The records sit below this line. Repeat all of them exactly.

• [Material provided]:
------------------------------

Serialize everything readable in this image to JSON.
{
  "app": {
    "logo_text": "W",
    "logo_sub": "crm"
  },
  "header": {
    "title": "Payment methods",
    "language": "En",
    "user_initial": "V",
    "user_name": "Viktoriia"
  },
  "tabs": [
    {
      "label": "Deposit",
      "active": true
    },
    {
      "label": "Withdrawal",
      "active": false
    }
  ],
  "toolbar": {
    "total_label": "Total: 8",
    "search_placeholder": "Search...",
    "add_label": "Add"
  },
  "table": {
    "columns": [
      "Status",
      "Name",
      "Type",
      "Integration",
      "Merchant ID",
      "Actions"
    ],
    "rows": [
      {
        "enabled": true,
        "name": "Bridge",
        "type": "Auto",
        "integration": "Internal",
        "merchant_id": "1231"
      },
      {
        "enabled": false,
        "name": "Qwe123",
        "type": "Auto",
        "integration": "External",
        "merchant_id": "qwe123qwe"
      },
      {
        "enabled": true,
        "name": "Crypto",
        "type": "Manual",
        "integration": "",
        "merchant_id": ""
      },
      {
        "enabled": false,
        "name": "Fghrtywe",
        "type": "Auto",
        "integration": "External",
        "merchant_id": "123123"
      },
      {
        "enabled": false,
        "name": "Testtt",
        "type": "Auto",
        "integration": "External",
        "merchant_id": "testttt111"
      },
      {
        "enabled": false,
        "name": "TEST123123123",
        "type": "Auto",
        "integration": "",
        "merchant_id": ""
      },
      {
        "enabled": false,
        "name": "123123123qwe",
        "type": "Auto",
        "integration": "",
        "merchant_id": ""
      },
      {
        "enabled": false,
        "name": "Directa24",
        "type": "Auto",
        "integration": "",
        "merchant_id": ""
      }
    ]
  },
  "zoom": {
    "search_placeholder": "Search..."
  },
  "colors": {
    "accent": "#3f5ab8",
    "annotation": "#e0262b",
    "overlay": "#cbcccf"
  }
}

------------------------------

• [Output]:
Serialize everything readable in this image to JSON.
{
  "app": {
    "logo_text": "W",
    "logo_sub": "crm"
  },
  "header": {
    "title": "Payment methods",
    "language": "En",
    "user_initial": "V",
    "user_name": "Viktoriia"
  },
  "tabs": [
    {
      "label": "Deposit",
      "active": true
    },
    {
      "label": "Withdrawal",
      "active": false
    }
  ],
  "toolbar": {
    "total_label": "Total: 8",
    "search_placeholder": "Search...",
    "add_label": "Add"
  },
  "table": {
    "columns": [
      "Status",
      "Name",
      "Type",
      "Integration",
      "Merchant ID",
      "Actions"
    ],
    "rows": [
      {
        "enabled": true,
        "name": "Bridge",
        "type": "Auto",
        "integration": "Internal",
        "merchant_id": "1231"
      },
      {
        "enabled": false,
        "name": "Qwe123",
        "type": "Auto",
        "integration": "External",
        "merchant_id": "qwe123qwe"
      },
      {
        "enabled": true,
        "name": "Crypto",
        "type": "Manual",
        "integration": "",
        "merchant_id": ""
      },
      {
        "enabled": false,
        "name": "Fghrtywe",
        "type": "Auto",
        "integration": "External",
        "merchant_id": "123123"
      },
      {
        "enabled": false,
        "name": "Testtt",
        "type": "Auto",
        "integration": "External",
        "merchant_id": "testttt111"
      },
      {
        "enabled": false,
        "name": "TEST123123123",
        "type": "Auto",
        "integration": "",
        "merchant_id": ""
      },
      {
        "enabled": false,
        "name": "123123123qwe",
        "type": "Auto",
        "integration": "",
        "merchant_id": ""
      },
      {
        "enabled": false,
        "name": "Directa24",
        "type": "Auto",
        "integration": "",
        "merchant_id": ""
      }
    ]
  },
  "zoom": {
    "search_placeholder": "Search..."
  },
  "colors": {
    "accent": "#3f5ab8",
    "annotation": "#e0262b",
    "overlay": "#cbcccf"
  }
}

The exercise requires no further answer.